Task to carry out
Word for word, restate each entry that appears below.

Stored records
•••••
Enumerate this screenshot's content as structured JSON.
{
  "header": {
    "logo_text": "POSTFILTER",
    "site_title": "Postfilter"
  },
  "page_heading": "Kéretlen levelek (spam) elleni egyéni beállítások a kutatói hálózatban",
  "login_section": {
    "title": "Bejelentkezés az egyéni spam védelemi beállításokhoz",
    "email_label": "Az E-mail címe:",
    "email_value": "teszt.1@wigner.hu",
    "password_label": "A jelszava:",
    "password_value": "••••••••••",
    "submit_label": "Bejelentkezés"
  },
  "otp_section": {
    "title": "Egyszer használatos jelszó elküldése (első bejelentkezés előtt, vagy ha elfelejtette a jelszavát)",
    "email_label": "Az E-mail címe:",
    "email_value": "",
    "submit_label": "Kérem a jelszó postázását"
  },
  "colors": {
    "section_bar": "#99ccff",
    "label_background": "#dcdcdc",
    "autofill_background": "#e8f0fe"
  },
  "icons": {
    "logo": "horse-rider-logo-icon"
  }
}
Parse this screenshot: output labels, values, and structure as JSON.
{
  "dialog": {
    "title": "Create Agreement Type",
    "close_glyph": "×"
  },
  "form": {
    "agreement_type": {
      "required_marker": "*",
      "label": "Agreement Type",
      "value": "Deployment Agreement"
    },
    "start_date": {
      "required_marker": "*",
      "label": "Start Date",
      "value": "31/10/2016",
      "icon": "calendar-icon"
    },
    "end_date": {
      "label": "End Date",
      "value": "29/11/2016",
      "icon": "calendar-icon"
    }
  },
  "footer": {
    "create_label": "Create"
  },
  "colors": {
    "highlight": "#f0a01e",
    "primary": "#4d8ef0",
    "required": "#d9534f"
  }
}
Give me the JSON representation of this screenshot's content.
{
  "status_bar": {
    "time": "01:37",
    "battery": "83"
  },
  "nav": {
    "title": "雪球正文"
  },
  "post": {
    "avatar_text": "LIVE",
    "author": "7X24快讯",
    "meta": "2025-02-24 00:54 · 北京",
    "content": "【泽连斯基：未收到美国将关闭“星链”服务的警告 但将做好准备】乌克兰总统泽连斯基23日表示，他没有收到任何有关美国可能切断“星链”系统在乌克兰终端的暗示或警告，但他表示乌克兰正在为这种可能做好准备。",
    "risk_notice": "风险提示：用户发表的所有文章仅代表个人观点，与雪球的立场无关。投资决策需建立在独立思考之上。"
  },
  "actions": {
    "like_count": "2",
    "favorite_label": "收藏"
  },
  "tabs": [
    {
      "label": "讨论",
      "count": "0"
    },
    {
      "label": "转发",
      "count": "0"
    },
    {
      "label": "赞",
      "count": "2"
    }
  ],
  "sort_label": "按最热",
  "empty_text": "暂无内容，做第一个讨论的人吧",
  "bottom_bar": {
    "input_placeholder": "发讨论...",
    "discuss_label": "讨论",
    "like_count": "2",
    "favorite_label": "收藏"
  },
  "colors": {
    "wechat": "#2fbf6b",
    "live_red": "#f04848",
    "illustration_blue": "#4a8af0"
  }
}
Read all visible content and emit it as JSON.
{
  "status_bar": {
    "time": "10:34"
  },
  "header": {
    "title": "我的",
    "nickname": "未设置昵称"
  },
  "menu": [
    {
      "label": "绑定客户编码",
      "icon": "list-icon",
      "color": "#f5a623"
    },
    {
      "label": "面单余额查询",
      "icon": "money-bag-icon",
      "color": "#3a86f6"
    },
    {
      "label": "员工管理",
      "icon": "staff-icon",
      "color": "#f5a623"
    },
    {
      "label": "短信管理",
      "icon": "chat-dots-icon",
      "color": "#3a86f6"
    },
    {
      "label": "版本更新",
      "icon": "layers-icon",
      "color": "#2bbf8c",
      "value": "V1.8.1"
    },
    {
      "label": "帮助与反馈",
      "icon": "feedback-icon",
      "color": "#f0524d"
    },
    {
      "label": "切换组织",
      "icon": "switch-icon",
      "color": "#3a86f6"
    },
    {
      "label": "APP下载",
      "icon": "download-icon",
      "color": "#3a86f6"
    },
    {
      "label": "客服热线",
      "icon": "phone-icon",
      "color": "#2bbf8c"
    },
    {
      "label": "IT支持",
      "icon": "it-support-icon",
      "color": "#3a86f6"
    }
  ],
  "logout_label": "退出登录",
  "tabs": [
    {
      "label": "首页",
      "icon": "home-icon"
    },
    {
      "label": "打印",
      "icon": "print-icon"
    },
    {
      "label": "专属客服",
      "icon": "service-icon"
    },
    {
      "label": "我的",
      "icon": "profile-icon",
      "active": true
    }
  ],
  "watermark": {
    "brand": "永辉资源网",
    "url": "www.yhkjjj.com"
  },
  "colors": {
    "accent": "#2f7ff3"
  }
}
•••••
Response box
Enumerate this screenshot's content as structured JSON.
{
  "header": {
    "logo_text": "POSTFILTER",
    "site_title": "Postfilter"
  },
  "page_heading": "Kéretlen levelek (spam) elleni egyéni beállítások a kutatói hálózatban",
  "login_section": {
    "title": "Bejelentkezés az egyéni spam védelemi beállításokhoz",
    "email_label": "Az E-mail címe:",
    "email_value": "teszt.1@wigner.hu",
    "password_label": "A jelszava:",
    "password_value": "••••••••••",
    "submit_label": "Bejelentkezés"
  },
  "otp_section": {
    "title": "Egyszer használatos jelszó elküldése (első bejelentkezés előtt, vagy ha elfelejtette a jelszavát)",
    "email_label": "Az E-mail címe:",
    "email_value": "",
    "submit_label": "Kérem a jelszó postázását"
  },
  "colors": {
    "section_bar": "#99ccff",
    "label_background": "#dcdcdc",
    "autofill_background": "#e8f0fe"
  },
  "icons": {
    "logo": "horse-rider-logo-icon"
  }
}
Parse this screenshot: output labels, values, and structure as JSON.
{
  "dialog": {
    "title": "Create Agreement Type",
    "close_glyph": "×"
  },
  "form": {
    "agreement_type": {
      "required_marker": "*",
      "label": "Agreement Type",
      "value": "Deployment Agreement"
    },
    "start_date": {
      "required_marker": "*",
      "label": "Start Date",
      "value": "31/10/2016",
      "icon": "calendar-icon"
    },
    "end_date": {
      "label": "End Date",
      "value": "29/11/2016",
      "icon": "calendar-icon"
    }
  },
  "footer": {
    "create_label": "Create"
  },
  "colors": {
    "highlight": "#f0a01e",
    "primary": "#4d8ef0",
    "required": "#d9534f"
  }
}
Give me the JSON representation of this screenshot's content.
{
  "status_bar": {
    "time": "01:37",
    "battery": "83"
  },
  "nav": {
    "title": "雪球正文"
  },
  "post": {
    "avatar_text": "LIVE",
    "author": "7X24快讯",
    "meta": "2025-02-24 00:54 · 北京",
    "content": "【泽连斯基：未收到美国将关闭“星链”服务的警告 但将做好准备】乌克兰总统泽连斯基23日表示，他没有收到任何有关美国可能切断“星链”系统在乌克兰终端的暗示或警告，但他表示乌克兰正在为这种可能做好准备。",
    "risk_notice": "风险提示：用户发表的所有文章仅代表个人观点，与雪球的立场无关。投资决策需建立在独立思考之上。"
  },
  "actions": {
    "like_count": "2",
    "favorite_label": "收藏"
  },
  "tabs": [
    {
      "label": "讨论",
      "count": "0"
    },
    {
      "label": "转发",
      "count": "0"
    },
    {
      "label": "赞",
      "count": "2"
    }
  ],
  "sort_label": "按最热",
  "empty_text": "暂无内容，做第一个讨论的人吧",
  "bottom_bar": {
    "input_placeholder": "发讨论...",
    "discuss_label": "讨论",
    "like_count": "2",
    "favorite_label": "收藏"
  },
  "colors": {
    "wechat": "#2fbf6b",
    "live_red": "#f04848",
    "illustration_blue": "#4a8af0"
  }
}
Read all visible content and emit it as JSON.
{
  "status_bar": {
    "time": "10:34"
  },
  "header": {
    "title": "我的",
    "nickname": "未设置昵称"
  },
  "menu": [
    {
      "label": "绑定客户编码",
      "icon": "list-icon",
      "color": "#f5a623"
    },
    {
      "label": "面单余额查询",
      "icon": "money-bag-icon",
      "color": "#3a86f6"
    },
    {
      "label": "员工管理",
      "icon": "staff-icon",
      "color": "#f5a623"
    },
    {
      "label": "短信管理",
      "icon": "chat-dots-icon",
      "color": "#3a86f6"
    },
    {
      "label": "版本更新",
      "icon": "layers-icon",
      "color": "#2bbf8c",
      "value": "V1.8.1"
    },
    {
      "label": "帮助与反馈",
      "icon": "feedback-icon",
      "color": "#f0524d"
    },
    {
      "label": "切换组织",
      "icon": "switch-icon",
      "color": "#3a86f6"
    },
    {
      "label": "APP下载",
      "icon": "download-icon",
      "color": "#3a86f6"
    },
    {
      "label": "客服热线",
      "icon": "phone-icon",
      "color": "#2bbf8c"
    },
    {
      "label": "IT支持",
      "icon": "it-support-icon",
      "color": "#3a86f6"
    }
  ],
  "logout_label": "退出登录",
  "tabs": [
    {
      "label": "首页",
      "icon": "home-icon"
    },
    {
      "label": "打印",
      "icon": "print-icon"
    },
    {
      "label": "专属客服",
      "icon": "service-icon"
    },
    {
      "label": "我的",
      "icon": "profile-icon",
      "active": true
    }
  ],
  "watermark": {
    "brand": "永辉资源网",
    "url": "www.yhkjjj.com"
  },
  "colors": {
    "accent": "#2f7ff3"
  }
}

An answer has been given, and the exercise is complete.